These amendments were generally anticipated and do not represent a fundamental change of the government’s position. Indeed, the greater clarity provided by a specific application procedure in relation to consents and pre-emptive right waivers (Article 37) is to be welcomed. However, the time frame set out in the law for the consent and waiver procedure is now over three months (previously a month and a half), adding potentially significant delays.
Termination of Contracts
The state may unilaterally terminate a subsoil use contract when:
- a subsoil user has failed to cure breaches of its contract following two notifications from the competent body;
- a transfer of a direct interest in a contract or an equity interest was made without consent;
- a subsoil user does not agree to amend its contract “to restore the economic interests” of the state (Article 71.3); or

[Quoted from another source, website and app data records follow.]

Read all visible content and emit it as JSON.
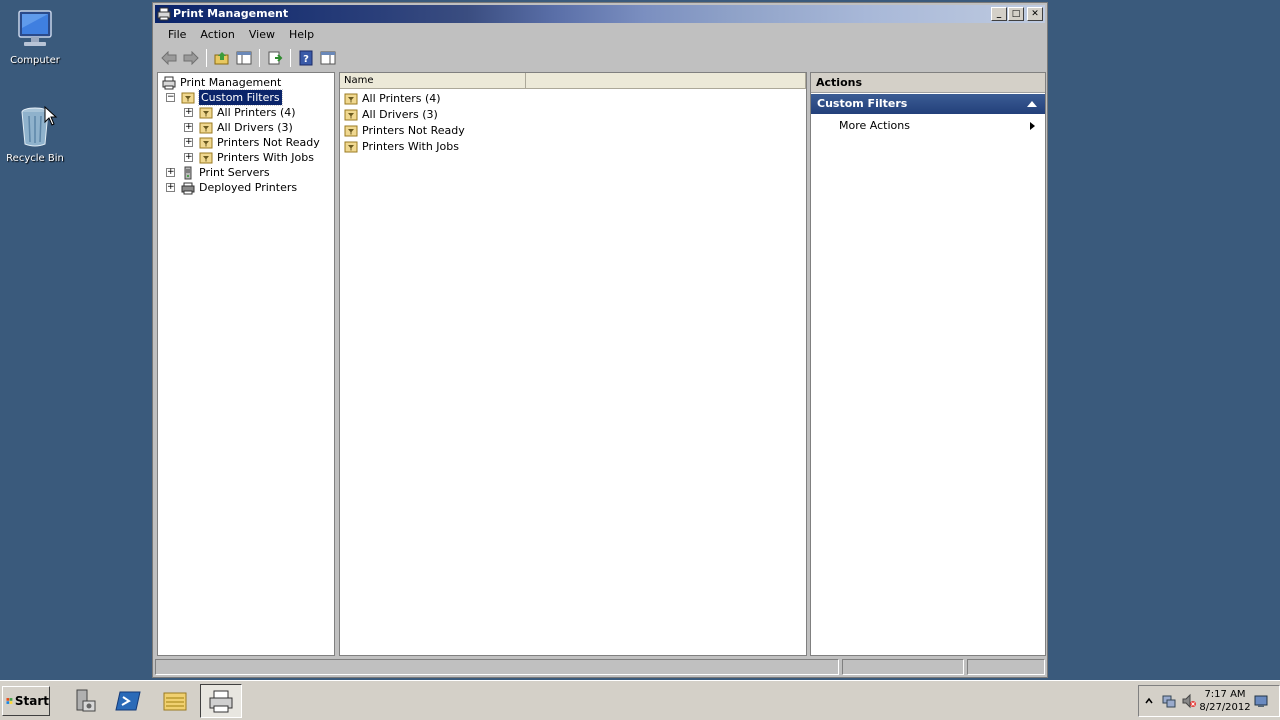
{
  "desktop": {
    "icons": [
      {
        "label": "Computer"
      },
      {
        "label": "Recycle Bin"
      }
    ]
  },
  "window": {
    "title": "Print Management",
    "menu": [
      "File",
      "Action",
      "View",
      "Help"
    ],
    "tree": {
      "root": "Print Management",
      "custom_filters": "Custom Filters",
      "filters": [
        "All Printers (4)",
        "All Drivers (3)",
        "Printers Not Ready",
        "Printers With Jobs"
      ],
      "print_servers": "Print Servers",
      "deployed_printers": "Deployed Printers"
    },
    "list": {
      "column_name": "Name",
      "items": [
        "All Printers (4)",
        "All Drivers (3)",
        "Printers Not Ready",
        "Printers With Jobs"
      ]
    },
    "actions": {
      "header": "Actions",
      "section": "Custom Filters",
      "more_actions": "More Actions"
    }
  },
  "taskbar": {
    "start_label": "Start",
    "clock_time": "7:17 AM",
    "clock_date": "8/27/2012"
  },
  "colors": {
    "desktop": "#3a5a7c",
    "selection": "#0a246a",
    "actions_section": "#2e4c86"
  }
}
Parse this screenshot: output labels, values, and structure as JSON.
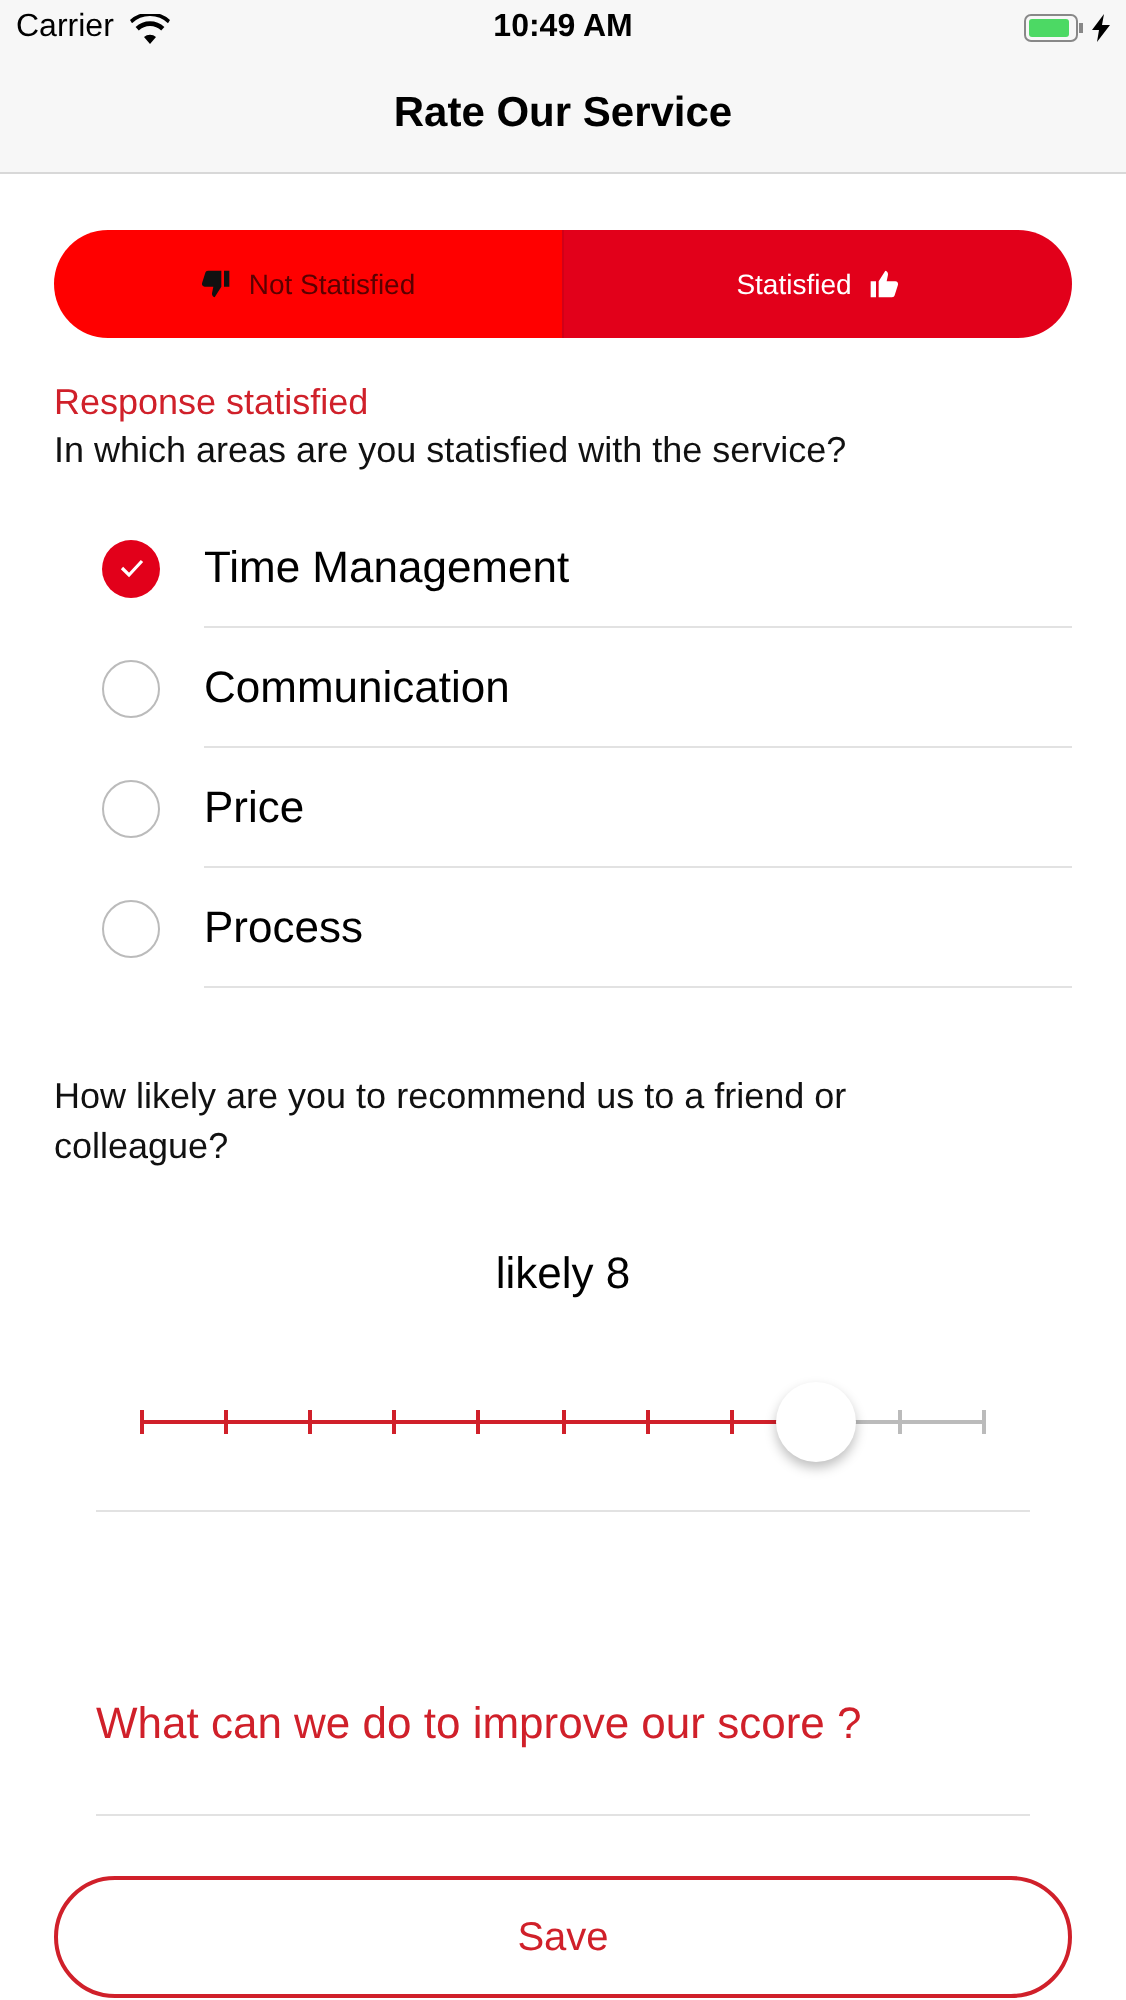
{
  "status_bar": {
    "carrier": "Carrier",
    "time": "10:49 AM"
  },
  "nav": {
    "title": "Rate Our Service"
  },
  "segments": [
    {
      "label": "Not Statisfied",
      "kind": "down",
      "selected": false
    },
    {
      "label": "Statisfied",
      "kind": "up",
      "selected": true
    }
  ],
  "response_label": "Response statisfied",
  "areas_question": "In which areas are you statisfied with the service?",
  "areas": [
    {
      "label": "Time Management",
      "checked": true
    },
    {
      "label": "Communication",
      "checked": false
    },
    {
      "label": "Price",
      "checked": false
    },
    {
      "label": "Process",
      "checked": false
    }
  ],
  "recommend_question": "How likely are you to recommend us to a friend or colleague?",
  "rating": {
    "reading": "likely 8",
    "level": 0.8
  },
  "improve_field": {
    "placeholder": "What can we do to improve our score ?"
  },
  "save_button": "Save"
}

- there is a threat to national security.
Aside from item (i) these bases for unilateral termination are largely unchanged from the previous Subsoil Law.
The new law provides that where the parties cannot resolve a dispute by negotiation, they “shall be entitled [to do so] in accordance with the laws of the Republic of Kazakhstan and international treaties ratified by the Republic of Kazakhstan” (Article 128.2). Kazakhstan law generally permits international arbitration, as do certain treaties to which Kazakhstan is a party. However, this provision of the law is seen as an attempt to limit investors’ ability to draw the Republic into international arbitration.

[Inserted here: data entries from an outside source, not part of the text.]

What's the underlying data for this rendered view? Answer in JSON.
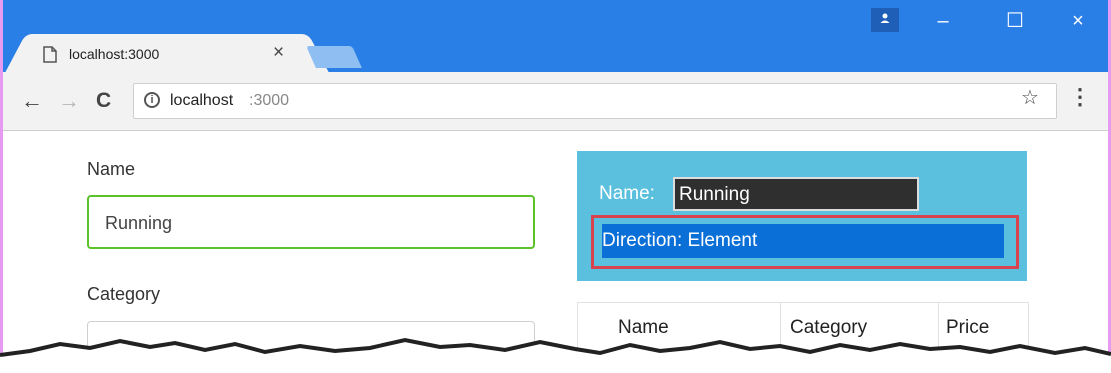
{
  "browser": {
    "tab_title": "localhost:3000",
    "tab_close": "×",
    "url_host": "localhost",
    "url_port": ":3000",
    "window_minimize": "–",
    "window_maximize": "☐",
    "window_close": "×",
    "accent_color": "#2a7fe6"
  },
  "form": {
    "name_label": "Name",
    "name_value": "Running",
    "category_label": "Category",
    "category_value": ""
  },
  "info_panel": {
    "name_label": "Name:",
    "name_value": "Running",
    "direction_text": "Direction: Element",
    "highlight_color": "#d9434e"
  },
  "table": {
    "headers": [
      "Name",
      "Category",
      "Price"
    ]
  },
  "icons": [
    "page-icon",
    "back-arrow-icon",
    "forward-arrow-icon",
    "reload-icon",
    "info-icon",
    "star-icon",
    "menu-icon",
    "profile-icon"
  ]
}
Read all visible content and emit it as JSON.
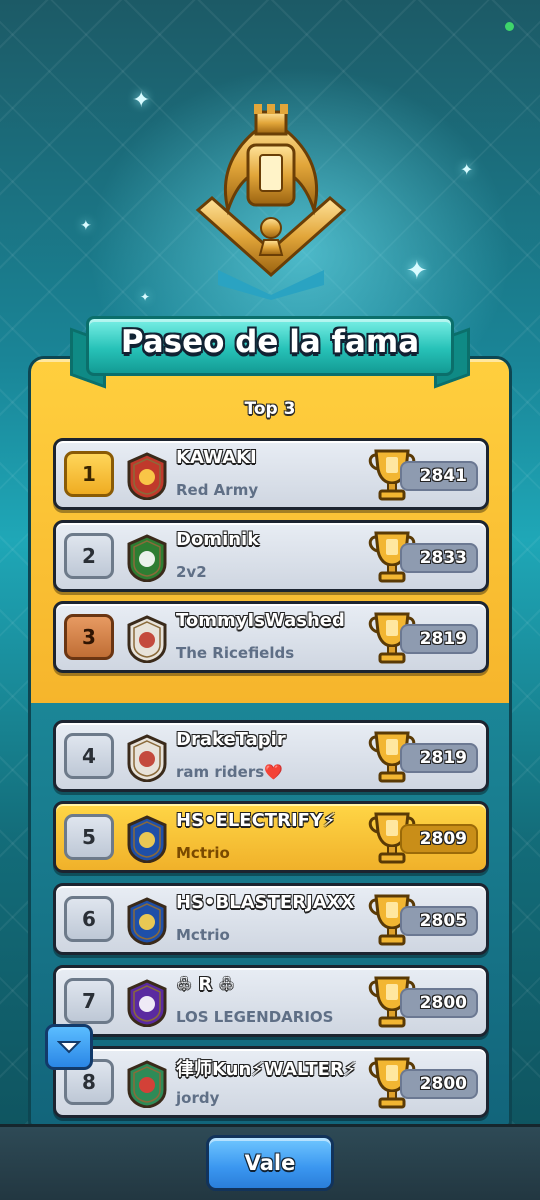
{
  "header": {
    "title": "Paseo de la fama",
    "subtitle": "Top 3"
  },
  "players": [
    {
      "rank": "1",
      "name": "KAWAKI",
      "clan": "Red Army",
      "trophies": "2841",
      "badge_icon": "crown-badge-icon",
      "rank_style": "gold"
    },
    {
      "rank": "2",
      "name": "Dominik",
      "clan": "2v2",
      "trophies": "2833",
      "badge_icon": "cross-badge-icon",
      "rank_style": "silver"
    },
    {
      "rank": "3",
      "name": "TommyIsWashed",
      "clan": "The Ricefields",
      "trophies": "2819",
      "badge_icon": "mountain-sun-badge-icon",
      "rank_style": "bronze"
    },
    {
      "rank": "4",
      "name": "DrakeTapir",
      "clan": "ram riders❤️",
      "trophies": "2819",
      "badge_icon": "mountain-sun-badge-icon",
      "rank_style": "silver"
    },
    {
      "rank": "5",
      "name": "HS•ELECTRIFY⚡",
      "clan": "Mctrio",
      "trophies": "2809",
      "badge_icon": "star-badge-icon",
      "rank_style": "silver",
      "highlight": true
    },
    {
      "rank": "6",
      "name": "HS•BLASTERJAXX",
      "clan": "Mctrio",
      "trophies": "2805",
      "badge_icon": "star-badge-icon",
      "rank_style": "silver"
    },
    {
      "rank": "7",
      "name": "♧    R    ♧",
      "clan": "LOS LEGENDARIOS",
      "trophies": "2800",
      "badge_icon": "starburst-badge-icon",
      "rank_style": "silver"
    },
    {
      "rank": "8",
      "name": "律师Kun⚡WALTER⚡",
      "clan": "jordy",
      "trophies": "2800",
      "badge_icon": "compass-badge-icon",
      "rank_style": "silver"
    }
  ],
  "footer": {
    "button_label": "Vale"
  },
  "colors": {
    "gold": "#f6b52c",
    "teal": "#1b8697",
    "button_blue": "#3a96f0"
  }
}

Project Documents and Gas Processing and Utilization
As a prerequisite to entering into a production contract, subsoil users must prepare “project documents” containing the technical and commercial parameters of exploration, appraisal and development of a particular asset. Existing holders of subsoil use rights must ensure that project documents are prepared and approved by the competent body within 12 months from the date of enactment of the new law (i.e. by early July 2011). Similarly, work programs based on the approved project documents must be submitted for approval within 18 months of enactment.
At this stage, there is limited guidance in the law as to the content of the project documents. One point which is clear is that the project documents must include a “section” on processing/ utilization of associated gas (Article 86.6). New production and combined exploration/production contracts must provide for processing and utilization. For existing contracts, subsoil users are required to enter into a separate agreement with the competent body which will become an attachment to the subsoil use contract. Flaring is generally prohibited, except in certain emergency or testing situations.

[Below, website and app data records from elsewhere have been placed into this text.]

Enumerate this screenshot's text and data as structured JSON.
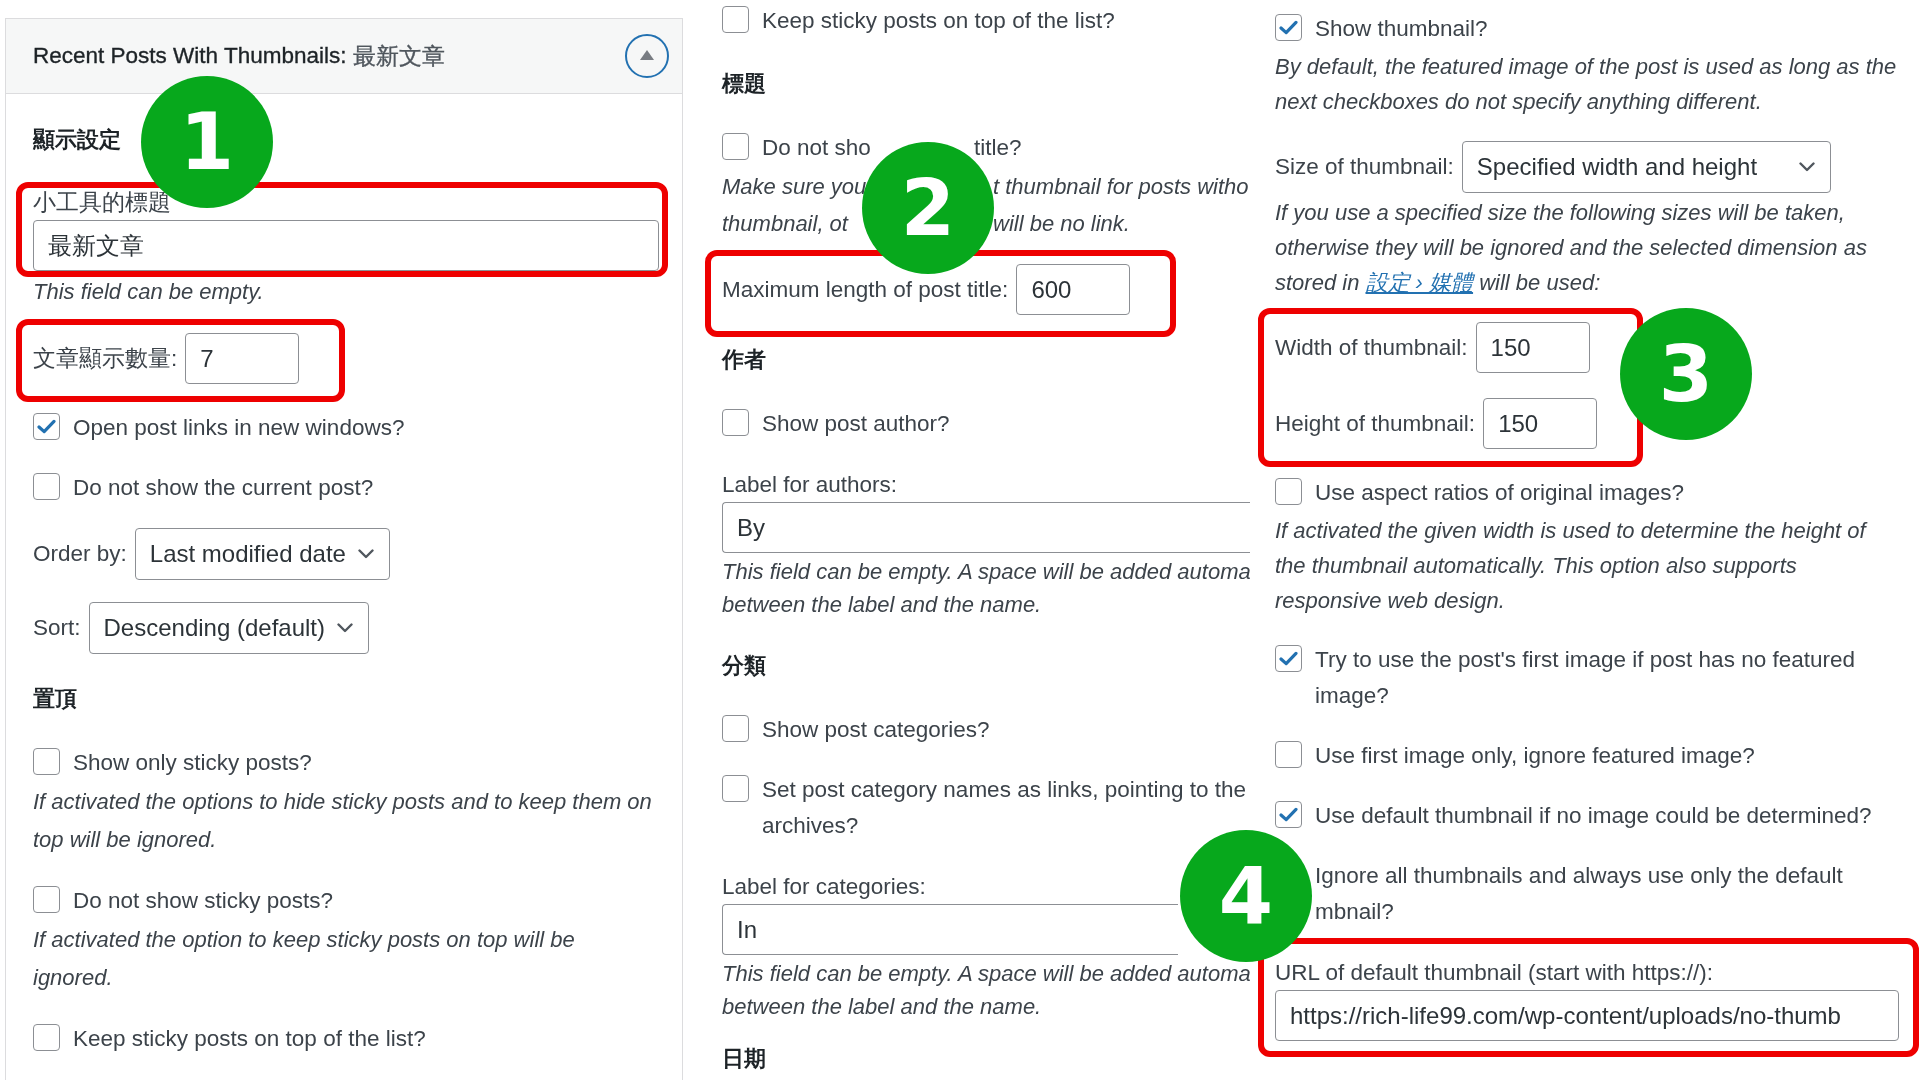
{
  "columns": [
    {
      "header": {
        "title": "Recent Posts With Thumbnails:",
        "instance_title": "最新文章",
        "expanded": true
      },
      "items": [
        {
          "kind": "heading",
          "text": "顯示設定"
        },
        {
          "kind": "group",
          "highlighted": true,
          "marker": "1",
          "items": [
            {
              "kind": "field",
              "label": "小工具的標題",
              "value": "最新文章"
            }
          ]
        },
        {
          "kind": "help",
          "lines": [
            "This field can be empty."
          ]
        },
        {
          "kind": "group",
          "highlighted": true,
          "items": [
            {
              "kind": "inline-field",
              "label": "文章顯示數量:",
              "value": "7"
            }
          ]
        },
        {
          "kind": "checkbox",
          "lines": [
            "Open post links in new windows?"
          ],
          "checked": true
        },
        {
          "kind": "checkbox",
          "lines": [
            "Do not show the current post?"
          ],
          "checked": false
        },
        {
          "kind": "select",
          "label": "Order by:",
          "value": "Last modified date"
        },
        {
          "kind": "select",
          "label": "Sort:",
          "value": "Descending (default)"
        },
        {
          "kind": "heading",
          "text": "置頂"
        },
        {
          "kind": "checkbox",
          "lines": [
            "Show only sticky posts?"
          ],
          "checked": false
        },
        {
          "kind": "help",
          "lines": [
            "If activated the options to hide sticky posts and to keep them on",
            "top will be ignored."
          ]
        },
        {
          "kind": "checkbox",
          "lines": [
            "Do not show sticky posts?"
          ],
          "checked": false
        },
        {
          "kind": "help",
          "lines": [
            "If activated the option to keep sticky posts on top will be",
            "ignored."
          ]
        },
        {
          "kind": "checkbox",
          "lines": [
            "Keep sticky posts on top of the list?"
          ],
          "checked": false
        }
      ]
    },
    {
      "items": [
        {
          "kind": "checkbox",
          "lines": [
            "Keep sticky posts on top of the list?"
          ],
          "checked": false
        },
        {
          "kind": "heading",
          "text": "標題"
        },
        {
          "kind": "checkbox-split",
          "left": "Do not sho",
          "right": "title?",
          "checked": false
        },
        {
          "kind": "help-split",
          "lines": [
            {
              "left": "Make sure you",
              "right": "t thumbnail for posts witho"
            },
            {
              "left": "thumbnail, ot",
              "right": "will be no link."
            }
          ]
        },
        {
          "kind": "group",
          "highlighted": true,
          "marker": "2",
          "items": [
            {
              "kind": "inline-field",
              "label": "Maximum length of post title:",
              "value": "600"
            }
          ]
        },
        {
          "kind": "heading",
          "text": "作者"
        },
        {
          "kind": "checkbox",
          "lines": [
            "Show post author?"
          ],
          "checked": false
        },
        {
          "kind": "field",
          "label": "Label for authors:",
          "value": "By"
        },
        {
          "kind": "help",
          "lines": [
            "This field can be empty. A space will be added automa",
            "between the label and the name."
          ]
        },
        {
          "kind": "heading",
          "text": "分類"
        },
        {
          "kind": "checkbox",
          "lines": [
            "Show post categories?"
          ],
          "checked": false
        },
        {
          "kind": "checkbox",
          "lines": [
            "Set post category names as links, pointing to the",
            "archives?"
          ],
          "checked": false
        },
        {
          "kind": "field",
          "label": "Label for categories:",
          "value": "In"
        },
        {
          "kind": "help",
          "lines": [
            "This field can be empty. A space will be added automa",
            "between the label and the name."
          ]
        },
        {
          "kind": "heading",
          "text": "日期"
        }
      ]
    },
    {
      "items": [
        {
          "kind": "checkbox",
          "lines": [
            "Show thumbnail?"
          ],
          "checked": true
        },
        {
          "kind": "help",
          "lines": [
            "By default, the featured image of the post is used as long as the",
            "next checkboxes do not specify anything different."
          ]
        },
        {
          "kind": "select",
          "label": "Size of thumbnail:",
          "value": "Specified width and height"
        },
        {
          "kind": "help-link",
          "lines": [
            "If you use a specified size the following sizes will be taken,",
            "otherwise they will be ignored and the selected dimension as"
          ],
          "before_link": "stored in",
          "link": "設定 › 媒體",
          "after_link": "will be used:"
        },
        {
          "kind": "group",
          "highlighted": true,
          "marker": "3",
          "items": [
            {
              "kind": "inline-field",
              "label": "Width of thumbnail:",
              "value": "150"
            },
            {
              "kind": "inline-field",
              "label": "Height of thumbnail:",
              "value": "150"
            }
          ]
        },
        {
          "kind": "checkbox",
          "lines": [
            "Use aspect ratios of original images?"
          ],
          "checked": false
        },
        {
          "kind": "help",
          "lines": [
            "If activated the given width is used to determine the height of",
            "the thumbnail automatically. This option also supports",
            "responsive web design."
          ]
        },
        {
          "kind": "checkbox",
          "lines": [
            "Try to use the post's first image if post has no featured",
            "image?"
          ],
          "checked": true
        },
        {
          "kind": "checkbox",
          "lines": [
            "Use first image only, ignore featured image?"
          ],
          "checked": false
        },
        {
          "kind": "checkbox",
          "lines": [
            "Use default thumbnail if no image could be determined?"
          ],
          "checked": true
        },
        {
          "kind": "covered-option",
          "lines": [
            "Ignore all thumbnails and always use only the default",
            "mbnail?"
          ]
        },
        {
          "kind": "group",
          "highlighted": true,
          "marker": "4",
          "items": [
            {
              "kind": "field",
              "label": "URL of default thumbnail (start with https://):",
              "value": "https://rich-life99.com/wp-content/uploads/no-thumb"
            }
          ]
        }
      ]
    }
  ]
}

In line with the government’s policy of legislating to increase the Kazakhstan content of goods and services used inthe oil & gas sector, the new law imposes stringent requirements in relation to procurement activities by subsoil users. Depending upon the exact provisions of a particular contract, some subsoil users may be exempt from the statutory requirements. However, the transitional provisions in Article 129 instruct all subsoil users “to be guided by the requirements” of the new law. This indicates that subsoil users will be expected to comply with the statutory regime rather than the specifics of their contracts, unless able to prove that doing so would “worsen the results of [their] commercial activity.”
Although the new Subsoil Law gives greater power to the government in the regulation of extractive industries, it does not represent a fundamental shift in Kazakhstan’s policy. Limited fiscal stabilization, the pre-emptive right of the state, strict local content requirements—these changes occurred in Kazakhstan law over the past several years. However, the new law solidifies these changes and applies them broadly, limiting stabilization protection available to existing investors.